In November 2019, the Venice hotels reported a 35 percent cancellation rate, as the high tides swell in the Venice Lagoon and the historic city was facing one of the most devastating floods of this century. Italian photographer artist Natalia Elena Massi spent a day in the legendary city and captured surreal pictures of a flooded Venice. For those of you who have never been to Venice, but know that the picturesque Italian city is already flooded as it is, let's start from the beginning with the origins of the Venice waters.

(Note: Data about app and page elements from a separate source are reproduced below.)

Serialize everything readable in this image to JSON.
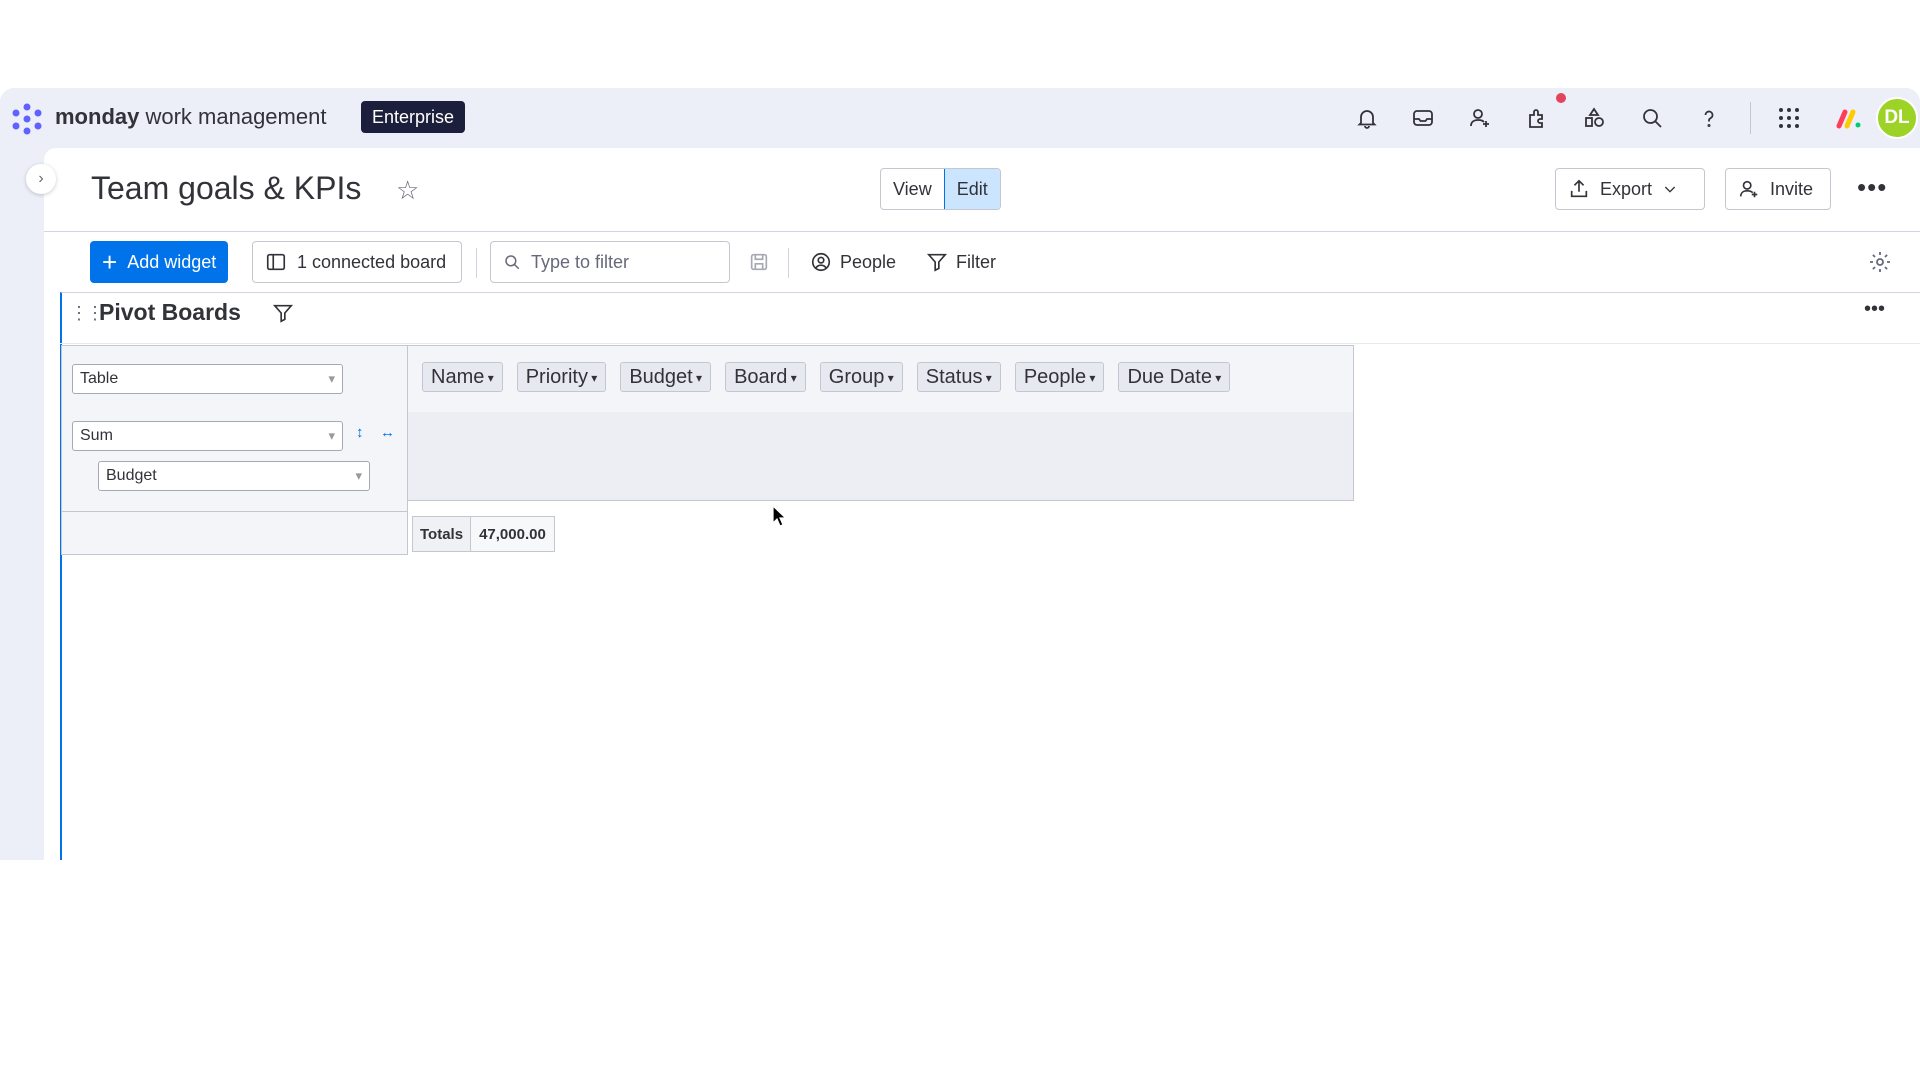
{
  "topbar": {
    "brand_bold": "monday",
    "brand_rest": " work management",
    "plan_badge": "Enterprise",
    "icons": [
      "bell-icon",
      "inbox-icon",
      "invite-members-icon",
      "apps-icon",
      "marketplace-icon",
      "search-icon",
      "help-icon",
      "grid-icon"
    ],
    "avatar_initials": "DL",
    "avatar_color": "#9cd326"
  },
  "header": {
    "title": "Team goals & KPIs",
    "view_label": "View",
    "edit_label": "Edit",
    "export_label": "Export",
    "invite_label": "Invite"
  },
  "toolbar": {
    "add_widget_label": "Add widget",
    "connected_board_label": "1 connected board",
    "filter_placeholder": "Type to filter",
    "people_label": "People",
    "filter_label": "Filter"
  },
  "widget": {
    "title": "Pivot Boards",
    "renderer_select": "Table",
    "aggregator_select": "Sum",
    "aggregator_field_select": "Budget",
    "attributes": [
      "Name",
      "Priority",
      "Budget",
      "Board",
      "Group",
      "Status",
      "People",
      "Due Date"
    ],
    "totals_label": "Totals",
    "totals_value": "47,000.00"
  },
  "colors": {
    "primary": "#0073ea",
    "app_background": "#eceff8",
    "badge_background": "#1c1f3b"
  }
}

Venice was built on a group of islands and islets standing on a lagoon separated from the Adriatic Sea by a thin stretch of land. The lagoon "is fed" by two rivers. Through the thin stretch of land separating the lagoon from the Adriatic Sea, run three canals that allow the ships and the Adriatic Seawater in. When the tide rises, the seawater enters the laguna; when it falls, it exists. The city is twice a day "fed" with a mix of seawater and freshwater. The city can be occasionally flooded because of unusually high tides, aka "acqua alta". This phenomenon happens in November and the winter months. Every Venetian local has a par of galoshes and the stores have glass barricades on their doorsteps. Sirens would sound around the city lo let Venetians and tourists know when an "acqua alta" is coming. Still, last November it was more than that. A combination of rising tides and 75-miles-per-hour-strong winds caused massive waves to crash into Venice. On November 12th, the city experienced the worst flood since 1966; the waters reached 1.84 meters above the sea level. Even the locals and Venice authorities were taken by surprise and many blame this unusual flood on the recent climatic changes and global warming of our modern day.
Photographer Natalia Elena Massi took to the numerous canals and endless narrow streets of Venice to photograph the way locals coped with the water reaching all the way up to their knees and how the old city lived up to this climatic challenge. She had heard of the flooded Venice in the news and wanted to photograph it all.
"I love Venice and I visit it whenever I can. This time, I decided to go and photograph the city with the hope of finding it beautiful anyway", said Natalia. She lives about 100 KM away from Venice, so she made the quick decision of rushing to Venetia and take photographs of the flood. Moreover, she wanted to explore what it's like to constantly live with the danger of being flooded anytime. How do these people get around? How do they get about their business knowing their homes can get flooded the next day if the tide is too high?
"I hadn't thought about how difficult it could be. Imagine walking for hours with water well above your knees. (...) I have met incredible people, proud and courageous men who were not defeated by the flood. Even though most shops were closed, the few that were open were happily letting in people just to protect them from the weather. (...) Many men remained at the entrance to constantly check the tide level. They were expecting 160 centimeters and everyone was alerted. (...) I worked in manual mode, I didn't want to leave anything to chance", said Natalia. Now, let's see her magic!